> _DATASET RECORDS_:
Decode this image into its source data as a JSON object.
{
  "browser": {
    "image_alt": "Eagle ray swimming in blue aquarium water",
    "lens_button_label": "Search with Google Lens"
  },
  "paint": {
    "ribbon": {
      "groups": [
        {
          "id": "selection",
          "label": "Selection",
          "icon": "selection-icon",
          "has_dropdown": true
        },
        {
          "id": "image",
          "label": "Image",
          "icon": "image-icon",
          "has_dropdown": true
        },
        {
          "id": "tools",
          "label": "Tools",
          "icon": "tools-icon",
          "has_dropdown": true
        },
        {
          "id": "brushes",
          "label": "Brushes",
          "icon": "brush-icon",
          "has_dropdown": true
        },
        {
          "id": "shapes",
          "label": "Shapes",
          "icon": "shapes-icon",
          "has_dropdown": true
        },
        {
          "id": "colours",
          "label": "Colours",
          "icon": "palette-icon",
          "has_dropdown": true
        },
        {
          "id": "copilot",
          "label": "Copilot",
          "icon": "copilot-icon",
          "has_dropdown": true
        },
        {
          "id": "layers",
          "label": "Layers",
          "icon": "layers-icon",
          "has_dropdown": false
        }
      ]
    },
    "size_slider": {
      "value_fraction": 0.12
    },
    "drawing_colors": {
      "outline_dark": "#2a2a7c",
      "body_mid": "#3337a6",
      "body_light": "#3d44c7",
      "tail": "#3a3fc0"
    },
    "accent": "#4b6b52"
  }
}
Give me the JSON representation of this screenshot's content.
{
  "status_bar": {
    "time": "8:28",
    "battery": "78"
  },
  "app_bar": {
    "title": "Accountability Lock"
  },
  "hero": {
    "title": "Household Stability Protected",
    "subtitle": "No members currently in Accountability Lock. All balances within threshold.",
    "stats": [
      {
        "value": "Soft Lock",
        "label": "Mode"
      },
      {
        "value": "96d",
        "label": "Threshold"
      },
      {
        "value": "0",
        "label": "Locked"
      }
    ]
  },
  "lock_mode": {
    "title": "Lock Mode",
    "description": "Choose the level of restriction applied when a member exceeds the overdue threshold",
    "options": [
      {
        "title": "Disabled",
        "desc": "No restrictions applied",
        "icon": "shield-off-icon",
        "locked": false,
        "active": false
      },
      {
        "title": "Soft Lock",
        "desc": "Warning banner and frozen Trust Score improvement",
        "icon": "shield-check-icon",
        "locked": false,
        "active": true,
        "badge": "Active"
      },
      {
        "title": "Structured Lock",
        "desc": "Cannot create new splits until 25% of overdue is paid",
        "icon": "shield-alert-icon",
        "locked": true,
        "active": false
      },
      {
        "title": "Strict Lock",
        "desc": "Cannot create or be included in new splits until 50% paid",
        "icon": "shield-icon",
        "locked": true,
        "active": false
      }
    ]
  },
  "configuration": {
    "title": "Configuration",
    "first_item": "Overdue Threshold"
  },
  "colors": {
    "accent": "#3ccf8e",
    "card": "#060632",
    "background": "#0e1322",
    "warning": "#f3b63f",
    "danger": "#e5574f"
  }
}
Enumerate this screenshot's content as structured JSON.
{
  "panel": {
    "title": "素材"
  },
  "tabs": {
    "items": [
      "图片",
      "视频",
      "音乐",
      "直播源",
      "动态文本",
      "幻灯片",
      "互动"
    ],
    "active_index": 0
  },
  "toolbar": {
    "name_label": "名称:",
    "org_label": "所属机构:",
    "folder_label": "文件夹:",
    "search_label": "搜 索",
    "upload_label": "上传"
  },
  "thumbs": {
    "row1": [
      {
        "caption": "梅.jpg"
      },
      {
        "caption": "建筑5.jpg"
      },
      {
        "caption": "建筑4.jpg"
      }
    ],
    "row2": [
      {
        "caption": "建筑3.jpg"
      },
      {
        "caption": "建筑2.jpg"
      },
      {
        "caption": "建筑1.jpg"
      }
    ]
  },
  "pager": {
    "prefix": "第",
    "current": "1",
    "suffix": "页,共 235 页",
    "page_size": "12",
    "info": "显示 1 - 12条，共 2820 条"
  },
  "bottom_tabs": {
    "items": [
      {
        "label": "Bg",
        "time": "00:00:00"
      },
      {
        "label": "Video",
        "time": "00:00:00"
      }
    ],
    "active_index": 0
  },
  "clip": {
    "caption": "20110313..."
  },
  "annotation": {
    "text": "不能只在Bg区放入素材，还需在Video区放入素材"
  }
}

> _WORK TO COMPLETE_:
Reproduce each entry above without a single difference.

> _EXERCISE RESPONSE_:
Decode this image into its source data as a JSON object.
{
  "browser": {
    "image_alt": "Eagle ray swimming in blue aquarium water",
    "lens_button_label": "Search with Google Lens"
  },
  "paint": {
    "ribbon": {
      "groups": [
        {
          "id": "selection",
          "label": "Selection",
          "icon": "selection-icon",
          "has_dropdown": true
        },
        {
          "id": "image",
          "label": "Image",
          "icon": "image-icon",
          "has_dropdown": true
        },
        {
          "id": "tools",
          "label": "Tools",
          "icon": "tools-icon",
          "has_dropdown": true
        },
        {
          "id": "brushes",
          "label": "Brushes",
          "icon": "brush-icon",
          "has_dropdown": true
        },
        {
          "id": "shapes",
          "label": "Shapes",
          "icon": "shapes-icon",
          "has_dropdown": true
        },
        {
          "id": "colours",
          "label": "Colours",
          "icon": "palette-icon",
          "has_dropdown": true
        },
        {
          "id": "copilot",
          "label": "Copilot",
          "icon": "copilot-icon",
          "has_dropdown": true
        },
        {
          "id": "layers",
          "label": "Layers",
          "icon": "layers-icon",
          "has_dropdown": false
        }
      ]
    },
    "size_slider": {
      "value_fraction": 0.12
    },
    "drawing_colors": {
      "outline_dark": "#2a2a7c",
      "body_mid": "#3337a6",
      "body_light": "#3d44c7",
      "tail": "#3a3fc0"
    },
    "accent": "#4b6b52"
  }
}
Give me the JSON representation of this screenshot's content.
{
  "status_bar": {
    "time": "8:28",
    "battery": "78"
  },
  "app_bar": {
    "title": "Accountability Lock"
  },
  "hero": {
    "title": "Household Stability Protected",
    "subtitle": "No members currently in Accountability Lock. All balances within threshold.",
    "stats": [
      {
        "value": "Soft Lock",
        "label": "Mode"
      },
      {
        "value": "96d",
        "label": "Threshold"
      },
      {
        "value": "0",
        "label": "Locked"
      }
    ]
  },
  "lock_mode": {
    "title": "Lock Mode",
    "description": "Choose the level of restriction applied when a member exceeds the overdue threshold",
    "options": [
      {
        "title": "Disabled",
        "desc": "No restrictions applied",
        "icon": "shield-off-icon",
        "locked": false,
        "active": false
      },
      {
        "title": "Soft Lock",
        "desc": "Warning banner and frozen Trust Score improvement",
        "icon": "shield-check-icon",
        "locked": false,
        "active": true,
        "badge": "Active"
      },
      {
        "title": "Structured Lock",
        "desc": "Cannot create new splits until 25% of overdue is paid",
        "icon": "shield-alert-icon",
        "locked": true,
        "active": false
      },
      {
        "title": "Strict Lock",
        "desc": "Cannot create or be included in new splits until 50% paid",
        "icon": "shield-icon",
        "locked": true,
        "active": false
      }
    ]
  },
  "configuration": {
    "title": "Configuration",
    "first_item": "Overdue Threshold"
  },
  "colors": {
    "accent": "#3ccf8e",
    "card": "#060632",
    "background": "#0e1322",
    "warning": "#f3b63f",
    "danger": "#e5574f"
  }
}
Enumerate this screenshot's content as structured JSON.
{
  "panel": {
    "title": "素材"
  },
  "tabs": {
    "items": [
      "图片",
      "视频",
      "音乐",
      "直播源",
      "动态文本",
      "幻灯片",
      "互动"
    ],
    "active_index": 0
  },
  "toolbar": {
    "name_label": "名称:",
    "org_label": "所属机构:",
    "folder_label": "文件夹:",
    "search_label": "搜 索",
    "upload_label": "上传"
  },
  "thumbs": {
    "row1": [
      {
        "caption": "梅.jpg"
      },
      {
        "caption": "建筑5.jpg"
      },
      {
        "caption": "建筑4.jpg"
      }
    ],
    "row2": [
      {
        "caption": "建筑3.jpg"
      },
      {
        "caption": "建筑2.jpg"
      },
      {
        "caption": "建筑1.jpg"
      }
    ]
  },
  "pager": {
    "prefix": "第",
    "current": "1",
    "suffix": "页,共 235 页",
    "page_size": "12",
    "info": "显示 1 - 12条，共 2820 条"
  },
  "bottom_tabs": {
    "items": [
      {
        "label": "Bg",
        "time": "00:00:00"
      },
      {
        "label": "Video",
        "time": "00:00:00"
      }
    ],
    "active_index": 0
  },
  "clip": {
    "caption": "20110313..."
  },
  "annotation": {
    "text": "不能只在Bg区放入素材，还需在Video区放入素材"
  }
}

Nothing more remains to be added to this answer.